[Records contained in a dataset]
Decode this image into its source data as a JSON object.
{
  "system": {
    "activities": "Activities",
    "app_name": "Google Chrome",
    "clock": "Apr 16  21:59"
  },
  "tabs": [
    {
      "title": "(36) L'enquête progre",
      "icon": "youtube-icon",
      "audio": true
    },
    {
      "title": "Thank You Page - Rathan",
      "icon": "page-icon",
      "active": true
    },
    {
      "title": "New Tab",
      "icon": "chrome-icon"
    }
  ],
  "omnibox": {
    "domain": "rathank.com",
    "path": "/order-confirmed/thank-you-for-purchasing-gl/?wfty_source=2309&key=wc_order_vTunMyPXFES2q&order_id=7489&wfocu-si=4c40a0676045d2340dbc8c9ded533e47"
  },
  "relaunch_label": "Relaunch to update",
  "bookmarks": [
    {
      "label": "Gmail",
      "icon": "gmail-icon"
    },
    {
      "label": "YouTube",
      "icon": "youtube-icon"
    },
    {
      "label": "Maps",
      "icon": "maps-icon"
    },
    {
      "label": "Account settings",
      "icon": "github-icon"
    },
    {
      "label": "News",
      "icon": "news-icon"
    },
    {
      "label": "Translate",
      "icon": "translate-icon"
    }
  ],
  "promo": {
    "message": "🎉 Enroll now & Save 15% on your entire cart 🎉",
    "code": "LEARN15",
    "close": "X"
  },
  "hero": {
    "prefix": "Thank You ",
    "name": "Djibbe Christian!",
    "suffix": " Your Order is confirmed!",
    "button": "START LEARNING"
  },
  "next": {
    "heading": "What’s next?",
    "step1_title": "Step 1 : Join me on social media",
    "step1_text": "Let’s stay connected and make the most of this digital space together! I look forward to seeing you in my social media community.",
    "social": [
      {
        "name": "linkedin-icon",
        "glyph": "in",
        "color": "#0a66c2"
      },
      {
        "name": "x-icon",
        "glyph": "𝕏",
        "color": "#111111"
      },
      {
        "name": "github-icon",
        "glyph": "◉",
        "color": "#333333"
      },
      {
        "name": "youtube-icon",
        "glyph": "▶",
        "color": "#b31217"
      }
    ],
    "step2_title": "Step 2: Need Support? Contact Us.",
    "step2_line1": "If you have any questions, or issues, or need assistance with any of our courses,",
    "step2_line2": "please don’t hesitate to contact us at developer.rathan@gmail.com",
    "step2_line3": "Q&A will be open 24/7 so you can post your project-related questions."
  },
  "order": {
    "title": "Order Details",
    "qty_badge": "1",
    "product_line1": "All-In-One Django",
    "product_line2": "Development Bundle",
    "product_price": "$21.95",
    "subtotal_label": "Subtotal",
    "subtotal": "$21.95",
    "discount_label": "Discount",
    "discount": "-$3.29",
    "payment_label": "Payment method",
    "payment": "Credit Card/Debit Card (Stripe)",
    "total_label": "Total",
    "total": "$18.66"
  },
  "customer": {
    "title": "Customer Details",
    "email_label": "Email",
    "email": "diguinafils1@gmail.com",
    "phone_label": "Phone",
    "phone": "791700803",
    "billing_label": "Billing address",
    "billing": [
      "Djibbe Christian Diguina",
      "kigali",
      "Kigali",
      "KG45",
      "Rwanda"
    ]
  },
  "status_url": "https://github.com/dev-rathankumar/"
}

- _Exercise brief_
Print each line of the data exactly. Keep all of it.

- _Reply_
Decode this image into its source data as a JSON object.
{
  "system": {
    "activities": "Activities",
    "app_name": "Google Chrome",
    "clock": "Apr 16  21:59"
  },
  "tabs": [
    {
      "title": "(36) L'enquête progre",
      "icon": "youtube-icon",
      "audio": true
    },
    {
      "title": "Thank You Page - Rathan",
      "icon": "page-icon",
      "active": true
    },
    {
      "title": "New Tab",
      "icon": "chrome-icon"
    }
  ],
  "omnibox": {
    "domain": "rathank.com",
    "path": "/order-confirmed/thank-you-for-purchasing-gl/?wfty_source=2309&key=wc_order_vTunMyPXFES2q&order_id=7489&wfocu-si=4c40a0676045d2340dbc8c9ded533e47"
  },
  "relaunch_label": "Relaunch to update",
  "bookmarks": [
    {
      "label": "Gmail",
      "icon": "gmail-icon"
    },
    {
      "label": "YouTube",
      "icon": "youtube-icon"
    },
    {
      "label": "Maps",
      "icon": "maps-icon"
    },
    {
      "label": "Account settings",
      "icon": "github-icon"
    },
    {
      "label": "News",
      "icon": "news-icon"
    },
    {
      "label": "Translate",
      "icon": "translate-icon"
    }
  ],
  "promo": {
    "message": "🎉 Enroll now & Save 15% on your entire cart 🎉",
    "code": "LEARN15",
    "close": "X"
  },
  "hero": {
    "prefix": "Thank You ",
    "name": "Djibbe Christian!",
    "suffix": " Your Order is confirmed!",
    "button": "START LEARNING"
  },
  "next": {
    "heading": "What’s next?",
    "step1_title": "Step 1 : Join me on social media",
    "step1_text": "Let’s stay connected and make the most of this digital space together! I look forward to seeing you in my social media community.",
    "social": [
      {
        "name": "linkedin-icon",
        "glyph": "in",
        "color": "#0a66c2"
      },
      {
        "name": "x-icon",
        "glyph": "𝕏",
        "color": "#111111"
      },
      {
        "name": "github-icon",
        "glyph": "◉",
        "color": "#333333"
      },
      {
        "name": "youtube-icon",
        "glyph": "▶",
        "color": "#b31217"
      }
    ],
    "step2_title": "Step 2: Need Support? Contact Us.",
    "step2_line1": "If you have any questions, or issues, or need assistance with any of our courses,",
    "step2_line2": "please don’t hesitate to contact us at developer.rathan@gmail.com",
    "step2_line3": "Q&A will be open 24/7 so you can post your project-related questions."
  },
  "order": {
    "title": "Order Details",
    "qty_badge": "1",
    "product_line1": "All-In-One Django",
    "product_line2": "Development Bundle",
    "product_price": "$21.95",
    "subtotal_label": "Subtotal",
    "subtotal": "$21.95",
    "discount_label": "Discount",
    "discount": "-$3.29",
    "payment_label": "Payment method",
    "payment": "Credit Card/Debit Card (Stripe)",
    "total_label": "Total",
    "total": "$18.66"
  },
  "customer": {
    "title": "Customer Details",
    "email_label": "Email",
    "email": "diguinafils1@gmail.com",
    "phone_label": "Phone",
    "phone": "791700803",
    "billing_label": "Billing address",
    "billing": [
      "Djibbe Christian Diguina",
      "kigali",
      "Kigali",
      "KG45",
      "Rwanda"
    ]
  },
  "status_url": "https://github.com/dev-rathankumar/"
}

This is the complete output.